Here are the content lists:
1. A ten percent incline reduces your speed by half.
2. Slowing down slows you down twice as much as speeding up.
3. Soldiers' real-life experiences using military backpack in the United States army.
The speed of a person is strongly influenced by their grade. The term "grade" refers to the amount of elevation or decrease in the terrain. At a 10% grade, for example, you'll gain 1 foot for every 10 feet you move ahead. In angle terms, ten percent equals 5.74 degrees. When you're humping up a 5.74-degree angle mile after mile, it doesn't feel like much. You'll know how difficult it is because you'll move twice as slowly with a given load over it as you would on flat terrain. That last part—with a specific load—is crucial. Whether you're hauling 45 lbs. or 80 lbs., a 10% grade will limit your speed in half.
I don't think you'll make it up the other side of the hill in time. You're not going to succeed. You'll only be able to make up half of the time. Why don't you make up for what you lose by running downhill? Forces of braking To stay in control while you fall, you must use your quads to break your pace. The more braking required, the steeper the downhill. If you do a lot of up and down labour, this extra strain on your muscles will damage your uphill performance even more.

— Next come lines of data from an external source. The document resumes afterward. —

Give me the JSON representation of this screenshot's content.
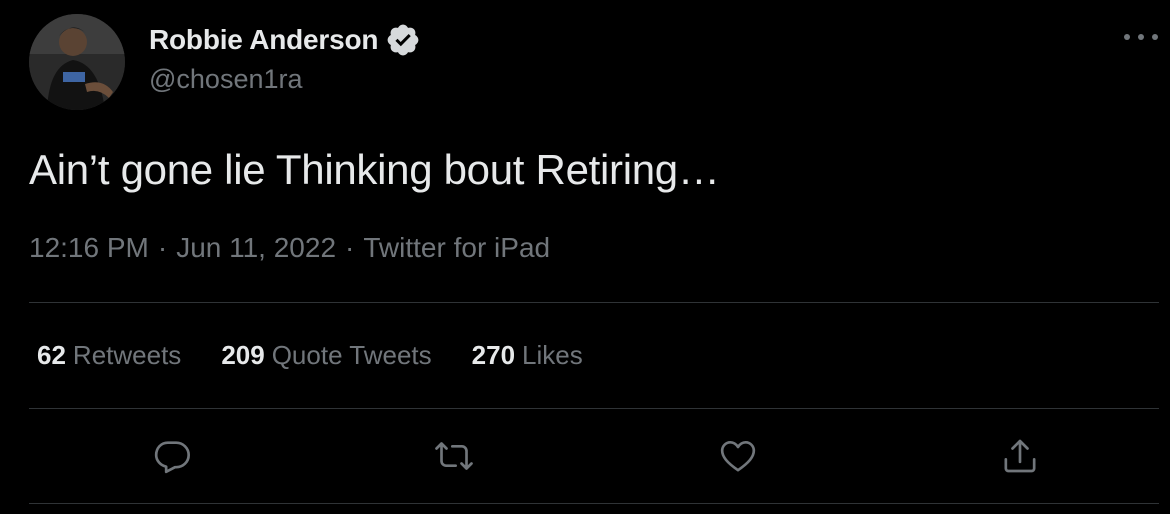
{
  "author": {
    "name": "Robbie Anderson",
    "handle": "@chosen1ra",
    "verified": true
  },
  "tweet": {
    "text": "Ain’t gone lie Thinking bout Retiring…",
    "time": "12:16 PM",
    "separator": "·",
    "date": "Jun 11, 2022",
    "source": "Twitter for iPad"
  },
  "stats": {
    "retweets": {
      "count": "62",
      "label": "Retweets"
    },
    "quotes": {
      "count": "209",
      "label": "Quote Tweets"
    },
    "likes": {
      "count": "270",
      "label": "Likes"
    }
  },
  "actions": [
    "reply-icon",
    "retweet-icon",
    "like-icon",
    "share-icon"
  ],
  "colors": {
    "background": "#000000",
    "primary_text": "#e7e9ea",
    "secondary_text": "#71767b",
    "divider": "#2f3336"
  }
}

A US soldier, Robert Schumacher, with twenty years experience in the army said that “my rucksack was full of all kinds of lightweight gear that gradually got heavier and heavier as the Army came up with ever more lightweight gear for me to carry, The average rucksack is supposed to weigh no more than a certain percentage of your body weight for you to be able to move and fight. Mission requirements too often say otherwise. When you figure in the weight of your LCE, (military for load-carrying equipment or the vest you see soldiers wearing), plus your weapon, uniform, binoculars, night vision device, and everything else, the weight becomes quite remarkable, The heaviest rucksack that I carried weighed 145 lbs, (I remember every painful step, as I remembered that I could have signed up for the Navy). Even the combat load, (what you carrying into combat and fight with), can easily weigh 60 lbs.) The idea is to carry only what you need into combat, but the fear of facing the unexpected keeps you putting things in that you probably will never need - but if you do need it….”

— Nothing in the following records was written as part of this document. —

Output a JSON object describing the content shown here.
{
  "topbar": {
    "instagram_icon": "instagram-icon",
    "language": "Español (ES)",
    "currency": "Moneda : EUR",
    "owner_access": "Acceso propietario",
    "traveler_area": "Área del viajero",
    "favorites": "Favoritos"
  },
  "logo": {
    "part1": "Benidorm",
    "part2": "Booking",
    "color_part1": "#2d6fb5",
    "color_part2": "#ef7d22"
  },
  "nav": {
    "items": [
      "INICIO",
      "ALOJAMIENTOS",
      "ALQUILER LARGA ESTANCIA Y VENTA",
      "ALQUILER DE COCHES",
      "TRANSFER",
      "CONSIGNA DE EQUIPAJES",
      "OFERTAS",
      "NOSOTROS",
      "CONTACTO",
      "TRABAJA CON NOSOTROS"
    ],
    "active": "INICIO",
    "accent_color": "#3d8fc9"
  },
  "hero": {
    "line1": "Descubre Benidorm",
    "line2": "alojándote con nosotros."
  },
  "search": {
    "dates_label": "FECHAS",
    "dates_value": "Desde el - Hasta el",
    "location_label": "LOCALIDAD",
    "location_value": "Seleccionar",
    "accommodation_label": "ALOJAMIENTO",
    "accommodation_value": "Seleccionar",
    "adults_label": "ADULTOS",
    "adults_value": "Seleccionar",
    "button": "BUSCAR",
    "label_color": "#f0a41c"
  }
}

Litai (Quanzhou) Bags Corp., Ltd. is a professional military backpack manufacturer that provides both OEM and ODM orders. We have an independent overseas warehouse, and the operation mode shifts from a single product manufacturer to provide system integration services, creating a business model innovation. If you have any questions, please contact us via email at email@example.com or phone at 86-15260869531.